Smithsonian to feature local artist David Eichenberg's 'The Duchess of Toledo'

By Lauren Lowrey - bio | email

Updated by Kate Oatis - email

TOLEDO, OH (WTOL) - A local artist and sculptor has become a finalist in the most prestigious portrait competition in the country. David Eichenberg's portrait, The Duchess of Toledo, will be featured in the Smithsonian Institute's National Portrait Gallery, from Oct. 22 to Aug. 10, 2010.

It's an honor few artists enjoy. In fact, 3,300 artists submitted one portrait. In the end, Eichenberg was one of just 49 chosen.

"It is the biggest portrait show in the United States, so it is a big honor," says Eichenberg.

Eichenberg got his start at the University of Toledo and from there, began sculpting and painting. He worked on his craft by, "helping other artists.
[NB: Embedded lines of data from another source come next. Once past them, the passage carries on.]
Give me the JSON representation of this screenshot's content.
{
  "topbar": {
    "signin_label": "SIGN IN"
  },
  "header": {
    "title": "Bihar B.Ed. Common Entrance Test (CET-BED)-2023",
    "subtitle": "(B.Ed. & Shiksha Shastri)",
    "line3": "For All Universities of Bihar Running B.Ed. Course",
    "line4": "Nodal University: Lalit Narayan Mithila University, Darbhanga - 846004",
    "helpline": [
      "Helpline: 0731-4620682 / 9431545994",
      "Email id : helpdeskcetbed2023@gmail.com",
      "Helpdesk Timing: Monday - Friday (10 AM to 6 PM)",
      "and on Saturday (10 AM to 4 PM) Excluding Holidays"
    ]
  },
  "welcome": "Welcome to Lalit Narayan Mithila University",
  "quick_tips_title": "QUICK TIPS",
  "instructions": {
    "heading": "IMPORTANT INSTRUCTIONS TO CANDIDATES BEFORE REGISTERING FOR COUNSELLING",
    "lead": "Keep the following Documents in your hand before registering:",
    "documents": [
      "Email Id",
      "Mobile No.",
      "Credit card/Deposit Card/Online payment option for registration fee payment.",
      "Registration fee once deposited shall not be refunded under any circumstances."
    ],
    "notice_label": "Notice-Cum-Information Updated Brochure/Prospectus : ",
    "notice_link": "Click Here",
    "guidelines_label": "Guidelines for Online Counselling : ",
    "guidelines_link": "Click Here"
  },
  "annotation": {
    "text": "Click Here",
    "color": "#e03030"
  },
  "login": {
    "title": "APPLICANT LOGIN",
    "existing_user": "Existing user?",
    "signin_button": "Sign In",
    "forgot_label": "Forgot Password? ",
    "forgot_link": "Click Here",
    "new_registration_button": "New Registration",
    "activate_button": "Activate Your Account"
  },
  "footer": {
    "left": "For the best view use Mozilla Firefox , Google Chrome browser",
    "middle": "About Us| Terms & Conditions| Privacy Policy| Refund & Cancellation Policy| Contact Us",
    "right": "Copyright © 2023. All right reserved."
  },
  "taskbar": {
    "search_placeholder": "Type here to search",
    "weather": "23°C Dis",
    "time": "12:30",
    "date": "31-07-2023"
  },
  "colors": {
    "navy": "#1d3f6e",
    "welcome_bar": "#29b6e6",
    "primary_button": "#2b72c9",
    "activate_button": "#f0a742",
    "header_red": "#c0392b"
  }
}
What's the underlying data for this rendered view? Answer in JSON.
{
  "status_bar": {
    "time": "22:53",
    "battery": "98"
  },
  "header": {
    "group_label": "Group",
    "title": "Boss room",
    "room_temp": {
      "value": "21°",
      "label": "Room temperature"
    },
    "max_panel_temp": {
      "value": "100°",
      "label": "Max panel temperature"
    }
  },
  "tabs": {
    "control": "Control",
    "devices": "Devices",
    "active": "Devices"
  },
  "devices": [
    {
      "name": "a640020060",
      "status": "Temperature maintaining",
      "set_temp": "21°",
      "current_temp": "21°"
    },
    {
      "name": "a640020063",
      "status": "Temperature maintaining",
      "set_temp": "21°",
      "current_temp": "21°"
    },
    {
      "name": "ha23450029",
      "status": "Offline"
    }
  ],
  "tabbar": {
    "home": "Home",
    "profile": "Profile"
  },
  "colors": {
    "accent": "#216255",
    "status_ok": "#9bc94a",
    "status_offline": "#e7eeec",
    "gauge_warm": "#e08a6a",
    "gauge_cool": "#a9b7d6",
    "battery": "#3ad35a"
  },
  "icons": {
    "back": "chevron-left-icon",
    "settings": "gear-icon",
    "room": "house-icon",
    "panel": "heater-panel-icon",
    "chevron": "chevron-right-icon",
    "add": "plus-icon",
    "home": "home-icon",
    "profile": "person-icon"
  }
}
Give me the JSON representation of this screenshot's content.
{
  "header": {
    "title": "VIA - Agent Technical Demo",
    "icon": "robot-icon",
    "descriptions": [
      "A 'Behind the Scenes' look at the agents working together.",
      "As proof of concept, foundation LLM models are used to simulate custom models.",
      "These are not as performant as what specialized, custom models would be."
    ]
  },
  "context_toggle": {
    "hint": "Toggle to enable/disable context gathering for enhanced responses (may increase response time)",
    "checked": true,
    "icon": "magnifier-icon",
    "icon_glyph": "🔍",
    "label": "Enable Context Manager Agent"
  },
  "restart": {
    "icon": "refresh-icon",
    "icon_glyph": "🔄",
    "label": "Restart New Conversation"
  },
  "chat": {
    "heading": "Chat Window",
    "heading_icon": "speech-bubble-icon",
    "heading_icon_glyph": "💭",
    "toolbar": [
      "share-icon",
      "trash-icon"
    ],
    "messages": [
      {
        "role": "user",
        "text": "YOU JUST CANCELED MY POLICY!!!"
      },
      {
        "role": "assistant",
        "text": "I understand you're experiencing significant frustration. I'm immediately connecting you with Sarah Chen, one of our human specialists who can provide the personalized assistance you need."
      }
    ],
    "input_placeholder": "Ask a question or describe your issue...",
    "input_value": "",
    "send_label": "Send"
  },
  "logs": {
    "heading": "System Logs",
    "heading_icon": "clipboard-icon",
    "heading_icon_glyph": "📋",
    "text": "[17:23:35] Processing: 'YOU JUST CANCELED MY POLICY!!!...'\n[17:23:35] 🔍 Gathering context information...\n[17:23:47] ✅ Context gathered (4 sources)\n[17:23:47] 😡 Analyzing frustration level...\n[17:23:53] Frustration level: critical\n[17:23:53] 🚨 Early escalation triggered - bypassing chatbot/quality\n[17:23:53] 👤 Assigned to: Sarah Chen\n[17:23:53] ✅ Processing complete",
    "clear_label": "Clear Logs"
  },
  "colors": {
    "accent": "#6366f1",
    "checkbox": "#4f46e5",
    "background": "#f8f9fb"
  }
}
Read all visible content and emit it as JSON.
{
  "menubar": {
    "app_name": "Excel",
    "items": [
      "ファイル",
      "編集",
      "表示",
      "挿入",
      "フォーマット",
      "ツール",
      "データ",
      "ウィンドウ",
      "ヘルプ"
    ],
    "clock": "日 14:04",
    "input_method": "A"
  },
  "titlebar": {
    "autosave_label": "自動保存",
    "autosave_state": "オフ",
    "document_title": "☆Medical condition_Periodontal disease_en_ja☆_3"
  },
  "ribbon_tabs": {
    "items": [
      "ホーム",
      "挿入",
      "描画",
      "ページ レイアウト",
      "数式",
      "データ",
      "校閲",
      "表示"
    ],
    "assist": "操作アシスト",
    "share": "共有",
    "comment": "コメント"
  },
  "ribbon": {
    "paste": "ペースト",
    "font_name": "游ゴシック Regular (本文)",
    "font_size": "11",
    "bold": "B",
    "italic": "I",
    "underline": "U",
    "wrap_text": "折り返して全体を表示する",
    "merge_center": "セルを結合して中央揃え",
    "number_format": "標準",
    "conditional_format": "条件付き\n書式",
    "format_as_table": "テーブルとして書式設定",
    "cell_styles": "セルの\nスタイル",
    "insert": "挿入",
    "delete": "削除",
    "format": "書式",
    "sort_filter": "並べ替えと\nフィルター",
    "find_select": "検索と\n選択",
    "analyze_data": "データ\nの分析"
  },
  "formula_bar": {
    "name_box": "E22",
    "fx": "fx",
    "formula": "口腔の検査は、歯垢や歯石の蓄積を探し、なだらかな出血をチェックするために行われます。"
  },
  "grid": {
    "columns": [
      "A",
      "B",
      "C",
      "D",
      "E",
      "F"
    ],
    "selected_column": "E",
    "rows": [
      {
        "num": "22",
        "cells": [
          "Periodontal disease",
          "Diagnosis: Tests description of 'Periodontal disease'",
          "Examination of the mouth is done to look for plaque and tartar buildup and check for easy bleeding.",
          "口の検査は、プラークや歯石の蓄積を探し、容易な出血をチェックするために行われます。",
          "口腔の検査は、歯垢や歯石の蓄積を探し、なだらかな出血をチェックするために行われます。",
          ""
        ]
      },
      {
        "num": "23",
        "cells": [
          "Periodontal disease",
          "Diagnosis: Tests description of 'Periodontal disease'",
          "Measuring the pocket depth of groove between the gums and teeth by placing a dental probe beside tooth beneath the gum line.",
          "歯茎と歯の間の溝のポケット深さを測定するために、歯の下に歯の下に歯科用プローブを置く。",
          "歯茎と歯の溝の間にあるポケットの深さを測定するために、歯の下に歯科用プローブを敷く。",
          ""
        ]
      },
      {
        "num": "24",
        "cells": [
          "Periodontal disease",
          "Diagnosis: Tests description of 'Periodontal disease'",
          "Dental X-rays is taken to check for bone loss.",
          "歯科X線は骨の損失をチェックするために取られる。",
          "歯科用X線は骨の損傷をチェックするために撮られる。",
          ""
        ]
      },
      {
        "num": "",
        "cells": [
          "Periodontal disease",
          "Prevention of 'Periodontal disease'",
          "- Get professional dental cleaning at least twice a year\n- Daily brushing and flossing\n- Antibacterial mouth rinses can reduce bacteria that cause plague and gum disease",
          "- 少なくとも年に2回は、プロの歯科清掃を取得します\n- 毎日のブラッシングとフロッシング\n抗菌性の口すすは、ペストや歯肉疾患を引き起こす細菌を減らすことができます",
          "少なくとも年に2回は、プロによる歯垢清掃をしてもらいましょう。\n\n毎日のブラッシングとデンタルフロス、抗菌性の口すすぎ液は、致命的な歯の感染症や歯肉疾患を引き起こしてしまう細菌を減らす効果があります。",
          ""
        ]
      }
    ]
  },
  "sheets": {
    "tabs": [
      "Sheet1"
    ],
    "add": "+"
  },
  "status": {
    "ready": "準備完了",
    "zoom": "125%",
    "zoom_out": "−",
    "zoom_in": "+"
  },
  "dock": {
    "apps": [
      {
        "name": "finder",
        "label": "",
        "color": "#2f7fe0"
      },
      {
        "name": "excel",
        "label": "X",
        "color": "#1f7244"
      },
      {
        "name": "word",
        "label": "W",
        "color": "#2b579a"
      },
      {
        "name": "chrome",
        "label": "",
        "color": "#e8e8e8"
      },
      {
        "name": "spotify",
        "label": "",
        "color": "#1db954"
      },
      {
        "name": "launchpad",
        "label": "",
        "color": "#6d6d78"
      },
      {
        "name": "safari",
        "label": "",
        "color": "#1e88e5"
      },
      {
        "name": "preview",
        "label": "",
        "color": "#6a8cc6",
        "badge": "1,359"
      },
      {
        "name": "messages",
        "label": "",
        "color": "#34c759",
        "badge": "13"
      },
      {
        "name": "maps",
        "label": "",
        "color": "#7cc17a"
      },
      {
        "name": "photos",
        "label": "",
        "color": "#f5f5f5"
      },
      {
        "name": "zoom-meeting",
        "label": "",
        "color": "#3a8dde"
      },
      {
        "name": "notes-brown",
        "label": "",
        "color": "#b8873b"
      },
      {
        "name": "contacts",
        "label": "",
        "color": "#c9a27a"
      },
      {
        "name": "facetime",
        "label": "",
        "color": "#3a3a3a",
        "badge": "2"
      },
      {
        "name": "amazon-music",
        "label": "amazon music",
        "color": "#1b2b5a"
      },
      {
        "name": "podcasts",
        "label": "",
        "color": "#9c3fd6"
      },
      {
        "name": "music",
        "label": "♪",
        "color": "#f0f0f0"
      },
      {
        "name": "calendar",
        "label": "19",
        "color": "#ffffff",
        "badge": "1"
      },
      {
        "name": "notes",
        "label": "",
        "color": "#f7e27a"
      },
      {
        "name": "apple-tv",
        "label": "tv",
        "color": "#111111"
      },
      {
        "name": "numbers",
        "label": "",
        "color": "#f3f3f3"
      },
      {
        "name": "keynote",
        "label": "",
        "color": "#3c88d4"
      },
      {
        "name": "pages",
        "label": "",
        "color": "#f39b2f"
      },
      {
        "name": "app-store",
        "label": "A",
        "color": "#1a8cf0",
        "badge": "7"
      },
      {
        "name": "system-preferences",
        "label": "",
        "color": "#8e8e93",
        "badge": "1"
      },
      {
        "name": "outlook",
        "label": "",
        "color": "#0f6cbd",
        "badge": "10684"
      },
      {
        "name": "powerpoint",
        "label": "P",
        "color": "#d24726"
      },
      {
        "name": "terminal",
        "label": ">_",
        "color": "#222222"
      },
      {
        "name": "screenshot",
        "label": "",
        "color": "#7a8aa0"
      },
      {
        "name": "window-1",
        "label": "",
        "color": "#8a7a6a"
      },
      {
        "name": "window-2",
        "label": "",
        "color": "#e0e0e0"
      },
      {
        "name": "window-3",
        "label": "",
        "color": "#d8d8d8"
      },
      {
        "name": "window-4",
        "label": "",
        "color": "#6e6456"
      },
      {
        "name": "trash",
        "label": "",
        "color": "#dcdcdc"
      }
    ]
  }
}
They'd get a commission (to do work). I'd make molds for them if it was a casting, weld for them -- do anything for them I possibly could."

Eichenberg quickly learned that working for other artists inhibited him from working on his own projects. Only in the last few years has he been able to develop his craft. Indeed, he moved into portraiture relatively recently, taking photos and recreating them in paint.

The portrait Eichenberg submitted to the Smithsonian competition is just the fourth he's ever painted. The subject is his daughter Eden, sucking her pacifier.

The portrait is also filled with symbolism: Eden's pacifier, her beloved pajamas with cats on them. And the skyline in the background is that of Toledo, Spain.

By the way, Eichenberg says the reason Eden was so focused for the photo is that she was watching television, transfixed by Baby Einstein. In fact, it was only after he saw Eden's intensity that he decided to create a portrait, which he calls The Duchess of Toledo.

Eichenberg hopes the competition will raise his profile among art lovers.

"Best case scenario, I get picked up by one or two galleries outside of the area and get some commission work. That would be, by far, the best thing that could happen."

It's estimated that 2 million people will see the portrait while it's on display from October until August of 2010.

On the web: David Eichenberg

Copyright 2009 WTOL, a Raycom Media station. All rights reserved. This material may not be published, broadcast, rewritten, or redistributed.